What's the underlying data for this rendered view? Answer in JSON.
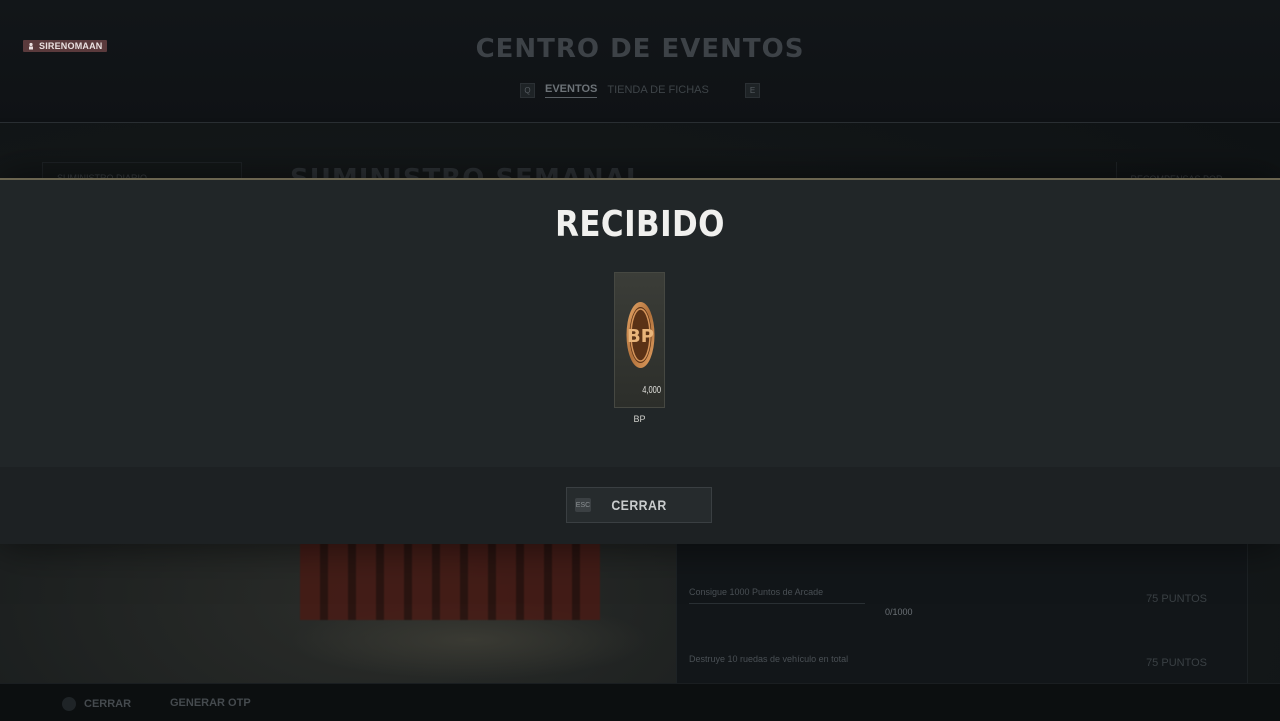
{
  "background": {
    "user": {
      "name": "SIRENOMAAN"
    },
    "header": {
      "title": "CENTRO DE EVENTOS",
      "tabs": [
        {
          "label": "EVENTOS",
          "active": true
        },
        {
          "label": "TIENDA DE FICHAS",
          "active": false
        }
      ],
      "key_left": "Q",
      "key_right": "E"
    },
    "left_panel_label": "SUMINISTRO DIARIO",
    "section_heading": "SUMINISTRO SEMANAL",
    "right_panel_label": "RECOMPENSAS POR",
    "missions": [
      {
        "text": "Consigue 1000 Puntos de Arcade",
        "progress": "0/1000",
        "points": "75 PUNTOS"
      },
      {
        "text": "Destruye 10 ruedas de vehículo en total",
        "points": "75 PUNTOS"
      }
    ],
    "footer": {
      "close_label": "CERRAR",
      "otp_label": "GENERAR OTP"
    }
  },
  "modal": {
    "title": "RECIBIDO",
    "reward": {
      "icon": "bp-coin-icon",
      "quantity": "4,000",
      "label": "BP"
    },
    "close_button": {
      "key": "ESC",
      "label": "CERRAR"
    }
  },
  "colors": {
    "modal_bg": "#212628",
    "modal_accent": "#6b6550",
    "coin": "#c8894a",
    "user_tag": "#5a3a3c"
  }
}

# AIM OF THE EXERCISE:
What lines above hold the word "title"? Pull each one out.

# SOLUTION TO THE PROBLEM:
      "title": "CENTRO DE EVENTOS",
    "title": "RECIBIDO",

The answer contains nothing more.